Exercise directions:
Give every line from the entries that contains "label".

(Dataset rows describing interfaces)
★ ★ ★ ★ ★
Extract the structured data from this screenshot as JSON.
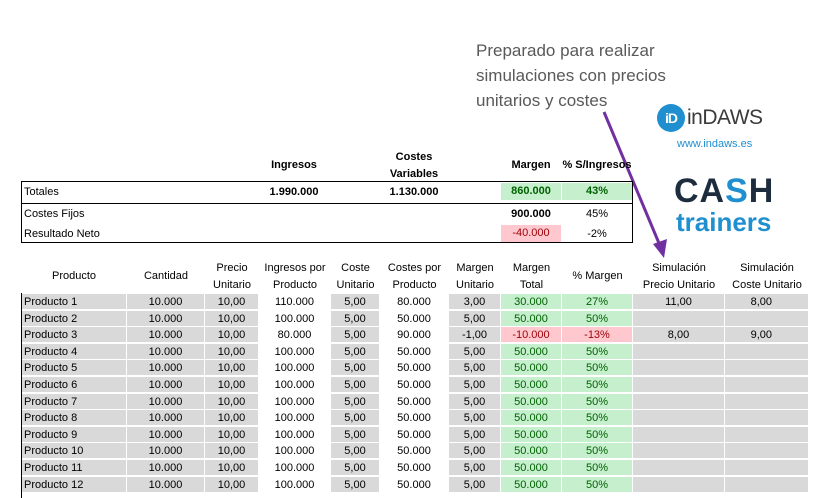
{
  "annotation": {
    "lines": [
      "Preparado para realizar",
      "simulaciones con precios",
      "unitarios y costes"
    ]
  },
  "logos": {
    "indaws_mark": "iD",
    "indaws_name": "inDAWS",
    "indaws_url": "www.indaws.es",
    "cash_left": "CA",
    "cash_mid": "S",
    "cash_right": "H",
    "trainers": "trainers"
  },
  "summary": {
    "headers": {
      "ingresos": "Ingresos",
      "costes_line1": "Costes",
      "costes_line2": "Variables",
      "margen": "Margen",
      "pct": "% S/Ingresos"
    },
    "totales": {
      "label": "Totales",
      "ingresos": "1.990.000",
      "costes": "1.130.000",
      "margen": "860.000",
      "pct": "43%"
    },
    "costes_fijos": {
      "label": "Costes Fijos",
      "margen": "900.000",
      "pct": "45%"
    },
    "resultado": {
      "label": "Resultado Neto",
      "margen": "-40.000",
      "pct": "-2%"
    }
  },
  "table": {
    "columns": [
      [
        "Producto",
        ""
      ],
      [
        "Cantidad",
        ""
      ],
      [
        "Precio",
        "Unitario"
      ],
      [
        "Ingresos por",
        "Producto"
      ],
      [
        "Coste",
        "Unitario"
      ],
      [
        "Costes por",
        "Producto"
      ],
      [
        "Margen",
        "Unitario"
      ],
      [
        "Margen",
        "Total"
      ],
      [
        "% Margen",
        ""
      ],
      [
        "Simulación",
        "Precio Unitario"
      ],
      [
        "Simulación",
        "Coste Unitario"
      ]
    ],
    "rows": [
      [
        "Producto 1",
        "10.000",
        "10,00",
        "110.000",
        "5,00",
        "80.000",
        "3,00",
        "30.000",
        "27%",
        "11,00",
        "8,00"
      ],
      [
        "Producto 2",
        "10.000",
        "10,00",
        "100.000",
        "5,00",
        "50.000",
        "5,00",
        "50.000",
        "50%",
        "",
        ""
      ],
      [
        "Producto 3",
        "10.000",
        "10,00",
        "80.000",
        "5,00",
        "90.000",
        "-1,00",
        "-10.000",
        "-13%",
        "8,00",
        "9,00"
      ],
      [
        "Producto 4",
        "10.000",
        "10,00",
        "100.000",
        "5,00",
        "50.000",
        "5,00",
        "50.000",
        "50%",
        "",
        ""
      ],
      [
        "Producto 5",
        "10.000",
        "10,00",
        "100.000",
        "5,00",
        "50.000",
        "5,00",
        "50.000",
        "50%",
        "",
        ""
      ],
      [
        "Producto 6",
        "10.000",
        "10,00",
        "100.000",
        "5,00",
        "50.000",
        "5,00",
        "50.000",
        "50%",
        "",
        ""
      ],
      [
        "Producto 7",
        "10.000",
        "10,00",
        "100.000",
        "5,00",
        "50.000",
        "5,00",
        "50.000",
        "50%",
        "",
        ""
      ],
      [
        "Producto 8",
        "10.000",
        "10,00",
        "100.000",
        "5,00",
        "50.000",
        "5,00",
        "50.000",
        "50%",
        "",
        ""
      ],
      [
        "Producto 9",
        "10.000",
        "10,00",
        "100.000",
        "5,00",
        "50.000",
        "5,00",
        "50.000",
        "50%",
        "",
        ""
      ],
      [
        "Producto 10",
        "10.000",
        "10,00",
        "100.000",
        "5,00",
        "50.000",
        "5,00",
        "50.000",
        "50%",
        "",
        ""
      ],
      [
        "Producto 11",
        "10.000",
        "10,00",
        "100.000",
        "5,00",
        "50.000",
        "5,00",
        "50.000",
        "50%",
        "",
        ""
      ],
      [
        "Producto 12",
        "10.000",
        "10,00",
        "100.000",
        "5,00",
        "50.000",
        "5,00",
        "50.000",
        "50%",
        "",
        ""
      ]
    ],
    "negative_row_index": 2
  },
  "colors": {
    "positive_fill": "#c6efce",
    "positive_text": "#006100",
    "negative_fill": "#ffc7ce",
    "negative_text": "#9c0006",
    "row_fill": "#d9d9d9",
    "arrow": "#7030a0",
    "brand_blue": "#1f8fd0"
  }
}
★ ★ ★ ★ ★
Reply:
      "label": "Totales",
      "label": "Costes Fijos",
      "label": "Resultado Neto",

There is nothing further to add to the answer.